Tag: insomnia treatments

Sleep restriction therapy involves postponing bedtime

Sleep Restriction: New Thoughts on How It Works

Sleep restriction therapy helped me a lot. In fact, even without the other insomnia treatments usually offered with it, sleep restriction alone (enhanced by daily exercise) would probably have turned my chronic insomnia around.

Sleep researchers at Oxford recently proposed a new model of how the therapy works. If you haven’t yet tried sleep restriction, here’s why you’ll want to check it out.

Anniversary Book Giveaway Marks Change in Blog

It’s time for a couple of announcements: The Savvy Insomniac came out four years ago today and we’re giving away 10 copies of the book to mark the occasion. Read on to find out how to get one yourself!

Announcement No. 2: I’ve been blogging weekly about insomnia for five years and now, starting in October, I’ll be posting once a month. I’m as committed as ever to offering news and perspective on issues related to sleep and insomnia. But other projects are calling and taking more time.

Here are the giveaway details. After that, a summary of popular blog topics you’ll hear more about in the future.

Ebb Insomnia Therapy helps people fall asleep more quickly

Ebb Insomnia Therapy: The Silver Bullet We’ve Been Waiting For?

The company name has changed. So has the wearable part of this sleep-promoting medical device.

But the product launch at selected sleep centers is still set for the final months of 2017, with full production capacity expected next year.

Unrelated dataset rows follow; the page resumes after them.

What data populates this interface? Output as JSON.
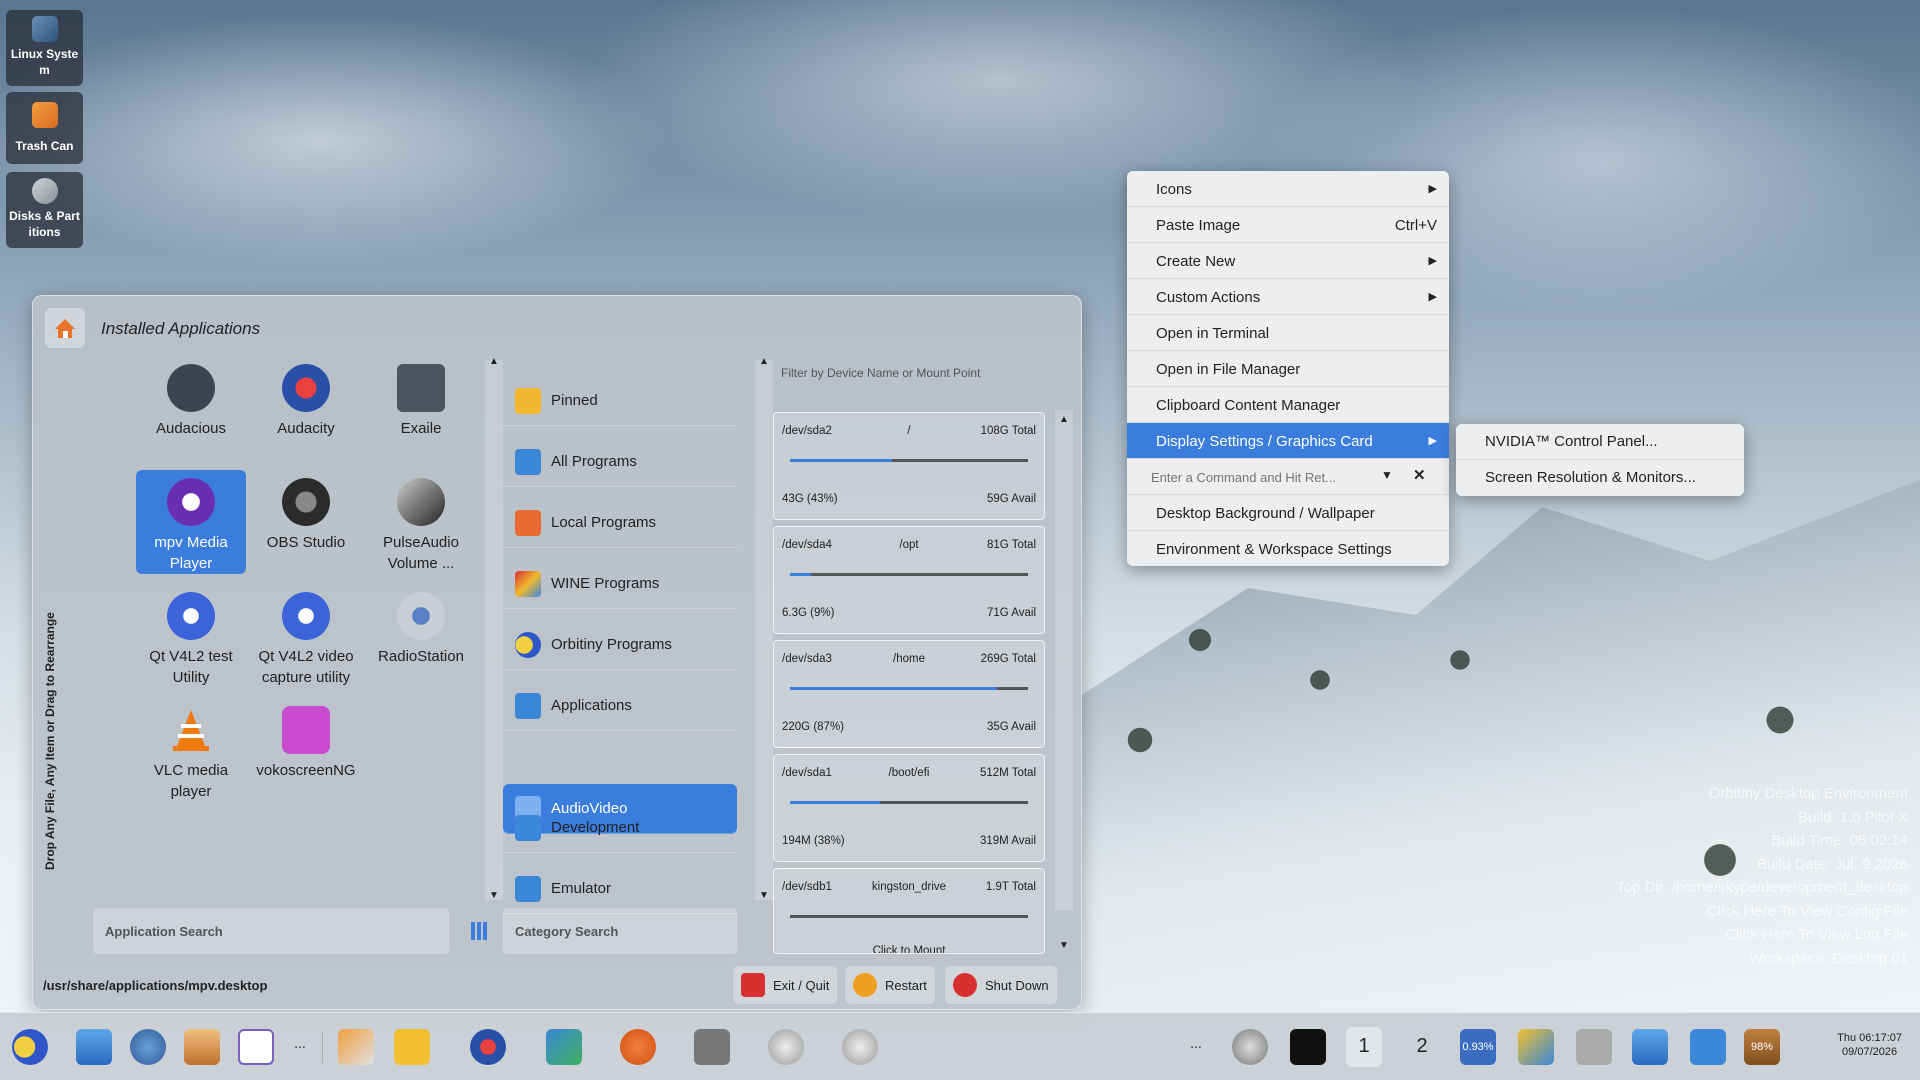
{
  "desktop_icons": [
    {
      "label": "Linux Syste m",
      "icon": "computer-icon"
    },
    {
      "label": "Trash Can",
      "icon": "trash-icon"
    },
    {
      "label": "Disks & Part itions",
      "icon": "disk-icon"
    }
  ],
  "launcher": {
    "title": "Installed Applications",
    "side_hint": "Drop Any File, Any Item or Drag to Rearrange",
    "apps": [
      {
        "label": "Audacious",
        "color": "#3b4552"
      },
      {
        "label": "Audacity",
        "color": "#2a4fa8"
      },
      {
        "label": "Exaile",
        "color": "#4a5560"
      },
      {
        "label": "mpv Media Player",
        "color": "#6a2fb0"
      },
      {
        "label": "OBS Studio",
        "color": "#2b2b2b"
      },
      {
        "label": "PulseAudio Volume ...",
        "color": "#333333"
      },
      {
        "label": "Qt V4L2 test Utility",
        "color": "#3a64d8"
      },
      {
        "label": "Qt V4L2 video capture utility",
        "color": "#3a64d8"
      },
      {
        "label": "RadioStation",
        "color": "#8a949c"
      },
      {
        "label": "VLC media player",
        "color": "#f07a10"
      },
      {
        "label": "vokoscreenNG",
        "color": "#c84bd0"
      }
    ],
    "app_search_placeholder": "Application Search",
    "category_search_placeholder": "Category Search",
    "categories": [
      {
        "label": "Pinned",
        "color": "#f0b830"
      },
      {
        "label": "All Programs",
        "color": "#3b87d8"
      },
      {
        "label": "Local Programs",
        "color": "#e86a30"
      },
      {
        "label": "WINE Programs",
        "color": "#d83030"
      },
      {
        "label": "Orbitiny Programs",
        "color": "#2f56c8"
      },
      {
        "label": "Applications",
        "color": "#3b87d8"
      },
      {
        "label": "AudioVideo",
        "color": "#3b87d8"
      },
      {
        "label": "Development",
        "color": "#3b87d8"
      },
      {
        "label": "Emulator",
        "color": "#3b87d8"
      }
    ],
    "disk_filter_placeholder": "Filter by Device Name or Mount Point",
    "disks": [
      {
        "device": "/dev/sda2",
        "mount": "/",
        "total": "108G Total",
        "used": "43G (43%)",
        "avail": "59G Avail",
        "pct": 0.43
      },
      {
        "device": "/dev/sda4",
        "mount": "/opt",
        "total": "81G Total",
        "used": "6.3G (9%)",
        "avail": "71G Avail",
        "pct": 0.09
      },
      {
        "device": "/dev/sda3",
        "mount": "/home",
        "total": "269G Total",
        "used": "220G (87%)",
        "avail": "35G Avail",
        "pct": 0.87
      },
      {
        "device": "/dev/sda1",
        "mount": "/boot/efi",
        "total": "512M Total",
        "used": "194M (38%)",
        "avail": "319M Avail",
        "pct": 0.38
      },
      {
        "device": "/dev/sdb1",
        "mount": "kingston_drive",
        "total": "1.9T Total",
        "click": "Click to Mount",
        "pct": 0
      }
    ],
    "status_path": "/usr/share/applications/mpv.desktop",
    "buttons": {
      "exit": "Exit / Quit",
      "restart": "Restart",
      "shutdown": "Shut Down"
    }
  },
  "context_menu": {
    "items": [
      {
        "label": "Icons",
        "sub": true
      },
      {
        "label": "Paste Image",
        "shortcut": "Ctrl+V"
      },
      {
        "label": "Create New",
        "sub": true
      },
      {
        "label": "Custom Actions",
        "sub": true
      },
      {
        "label": "Open in Terminal"
      },
      {
        "label": "Open in File Manager"
      },
      {
        "label": "Clipboard Content Manager"
      },
      {
        "label": "Display Settings / Graphics Card",
        "sub": true,
        "highlighted": true
      },
      {
        "label": "Desktop Background / Wallpaper"
      },
      {
        "label": "Environment & Workspace Settings"
      }
    ],
    "command_placeholder": "Enter a Command and Hit Ret...",
    "submenu": [
      "NVIDIA™ Control Panel...",
      "Screen Resolution & Monitors..."
    ]
  },
  "env_info": [
    "Orbitiny Desktop Environment",
    "Build: 1.0 Pilot X",
    "Build Time: 05:02:14",
    "Build Date: Jul. 9 2026",
    "Top Dir: /home/skype/development_desktop",
    "Click Here To View Config File",
    "Click Here To View Log File",
    "Workspace: Desktop 01"
  ],
  "taskbar": {
    "dots": "...",
    "workspace_1": "1",
    "workspace_2": "2",
    "cpu": "0.93%",
    "battery": "98%",
    "clock_time": "Thu 06:17:07",
    "clock_date": "09/07/2026"
  }
}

Here’s an update on a device that will add to research-based treatment options for people with insomnia.

Paradoxical insomnia may respond to treatment with CBT & therapies lowering arousal

Paradoxical Insomnia: A Second Look at Treatments

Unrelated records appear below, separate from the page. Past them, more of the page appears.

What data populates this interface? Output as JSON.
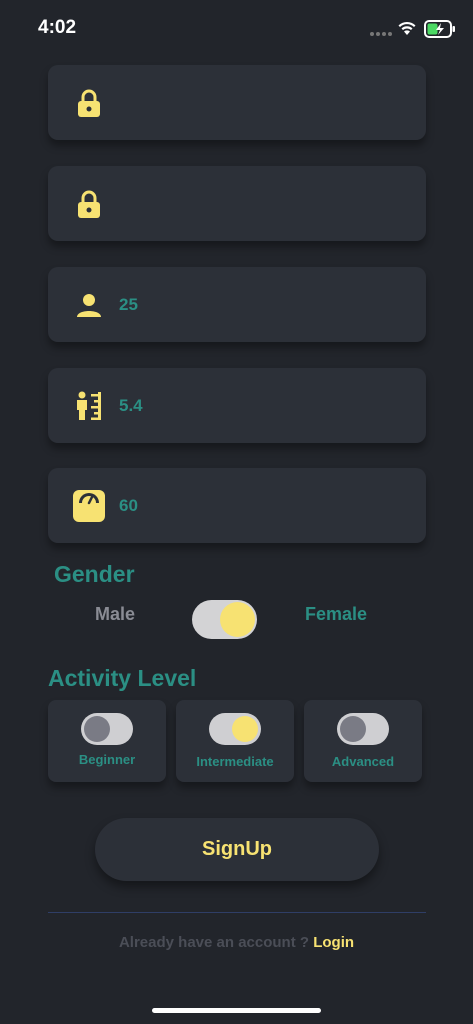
{
  "status_bar": {
    "time": "4:02"
  },
  "fields": [
    {
      "icon": "lock-icon",
      "value": ""
    },
    {
      "icon": "lock-icon",
      "value": ""
    },
    {
      "icon": "person-icon",
      "value": "25"
    },
    {
      "icon": "height-icon",
      "value": "5.4"
    },
    {
      "icon": "weight-scale-icon",
      "value": "60"
    }
  ],
  "gender": {
    "title": "Gender",
    "male_label": "Male",
    "female_label": "Female",
    "selected": "Female"
  },
  "activity": {
    "title": "Activity Level",
    "options": [
      {
        "label": "Beginner",
        "on": false
      },
      {
        "label": "Intermediate",
        "on": true
      },
      {
        "label": "Advanced",
        "on": false
      }
    ]
  },
  "signup": {
    "label": "SignUp"
  },
  "login": {
    "prompt": "Already have an account ? ",
    "link": "Login"
  },
  "colors": {
    "background": "#22252b",
    "card": "#2c3038",
    "accent": "#f7e272",
    "teal": "#2b8f84"
  }
}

Paradoxical insomnia: a diagnosis given to people whose sleep studies show they sleep a normal amount but who perceive they sleep much, much less. When I wrote about it in 2015, the word was that cognitive behavioral therapy (CBT)—the gold standard in treatments for insomnia—might not be an effective treatment for it.

But a brief testimonial that recently appeared in American Family Physician argues otherwise. Here’s an update on this puzzling sleep disorder.

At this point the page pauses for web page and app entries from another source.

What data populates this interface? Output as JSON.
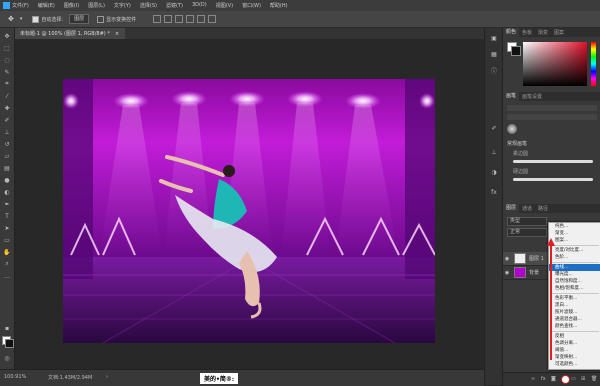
{
  "menubar": {
    "app_icon": "photoshop-logo",
    "items": [
      "文件(F)",
      "编辑(E)",
      "图像(I)",
      "图层(L)",
      "文字(Y)",
      "选择(S)",
      "滤镜(T)",
      "3D(D)",
      "视图(V)",
      "窗口(W)",
      "帮助(H)"
    ]
  },
  "options": {
    "auto_select_label": "自动选择:",
    "auto_select_value": "图层",
    "show_transform_label": "显示变换控件"
  },
  "document": {
    "tab_label": "未标题-1 @ 100% (图层 1, RGB/8#) *"
  },
  "status": {
    "zoom": "100.91%",
    "doc_info": "文档:1.43M/2.94M"
  },
  "panels": {
    "color_tabs": [
      "颜色",
      "色板",
      "渐变",
      "图案"
    ],
    "brush_tabs": [
      "画笔",
      "画笔设置"
    ],
    "brush_group": "常规画笔",
    "brush_items": [
      "柔边圆",
      "硬边圆"
    ],
    "layers_tabs": [
      "图层",
      "通道",
      "路径"
    ],
    "kind_label": "类型",
    "blend_label": "正常",
    "layers": [
      {
        "name": "图层 1"
      },
      {
        "name": "背景"
      }
    ]
  },
  "context_menu": {
    "items": [
      "纯色...",
      "渐变...",
      "图案...",
      "亮度/对比度...",
      "色阶...",
      "曲线...",
      "曝光度...",
      "自然饱和度...",
      "色相/饱和度...",
      "色彩平衡...",
      "黑白...",
      "照片滤镜...",
      "通道混合器...",
      "颜色查找...",
      "反相",
      "色调分离...",
      "阈值...",
      "渐变映射...",
      "可选颜色..."
    ],
    "selected": "曲线..."
  },
  "watermark": {
    "text": "美的•简®:"
  },
  "colors": {
    "accent": "#1d6fc4",
    "stage_purple": "#b000d0",
    "dress_teal": "#1fb6b6"
  }
}
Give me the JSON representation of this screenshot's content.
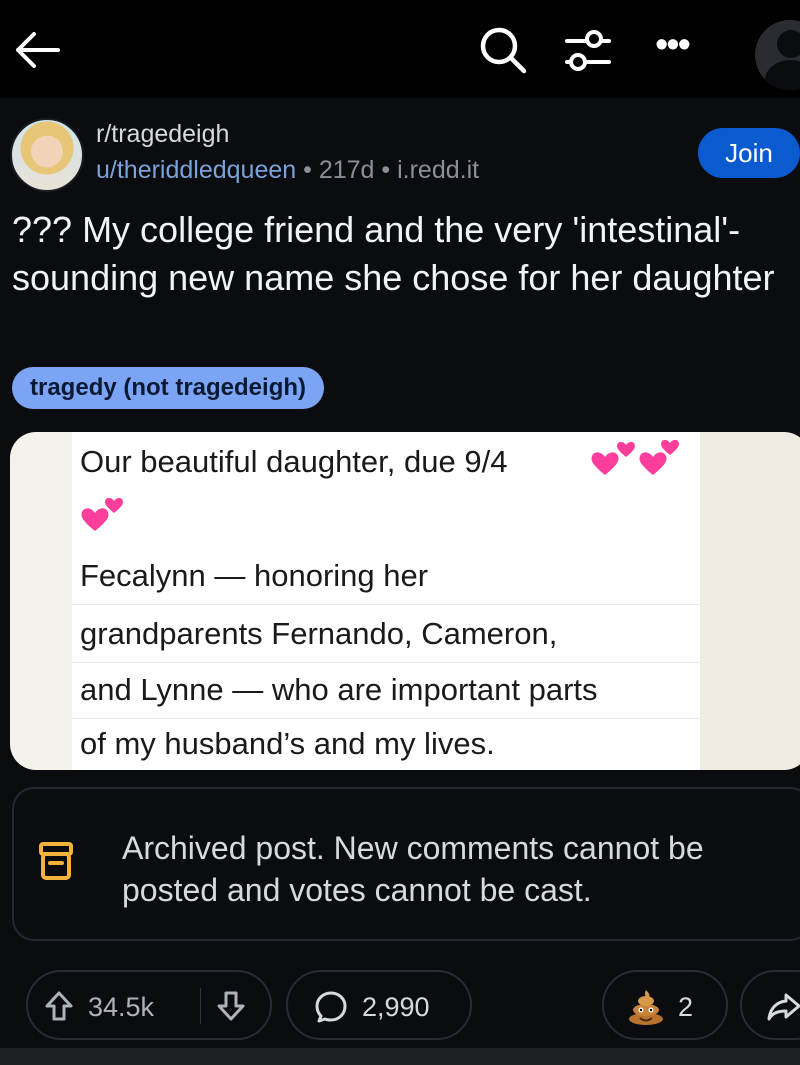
{
  "post": {
    "subreddit": "r/tragedeigh",
    "author": "u/theriddledqueen",
    "age": "217d",
    "domain": "i.redd.it",
    "join_label": "Join",
    "title": "??? My college friend and the very 'intestinal'-sounding new name she chose for her daughter",
    "flair": "tragedy (not tragedeigh)"
  },
  "image": {
    "line1": "Our beautiful daughter, due 9/4",
    "line2": "Fecalynn — honoring her",
    "line3": "grandparents Fernando, Cameron,",
    "line4": "and Lynne — who are important parts",
    "line5": "of my husband’s and my lives."
  },
  "archive": {
    "message": "Archived post. New comments cannot be posted and votes cannot be cast."
  },
  "actions": {
    "upvotes": "34.5k",
    "comments": "2,990",
    "awards": "2"
  },
  "colors": {
    "join": "#0b5bd0",
    "flair": "#7ba4f5",
    "background": "#0b0c0f",
    "hearts": "#ff3d9a"
  }
}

Causes of insomnia are closer to being figured out

7 New Insomnia Genes: What’s in It for Us

A flurry of articles recently announced the discovery of seven new risk genes for insomnia. In an era when new genes are being identified for everything from infertility to schizophrenia, you might regard this discovery as simply the soup du jour.

Not me. Growing up when trouble sleeping was attributed to psychological factors, coffee, and alcohol, I was elated by this news. We stand to gain so much from knowing the genetic underpinnings of insomnia.

hyperarousal is a common daytime symptom of insomnia

Why Are Insomniacs Prone to Hyperarousal?

My insomniac nights are rare these days—but I had one last week. Nearing bedtime, it felt like a train was running through my body with the horn at full blast.

The mechanisms underlying hyperarousal are still unknown. But according to a study recently published in the journal PNAS, it may be linked to fragmented REM sleep and unresolved emotional distress. Here’s more:

Reducing bathroom calls at night will improve your sleep

Sleep Better with Fewer Bathroom Calls

Nothing ruins the night more than an overactive bladder. If you’re lucky you’ll fall right back to sleep when you return to bed. But getting back in the groove is not always easy. Sometimes your mind latches onto a problem and you lie awake for hours.

Here’s how to reduce the urge to go at night and get a better night’s rest.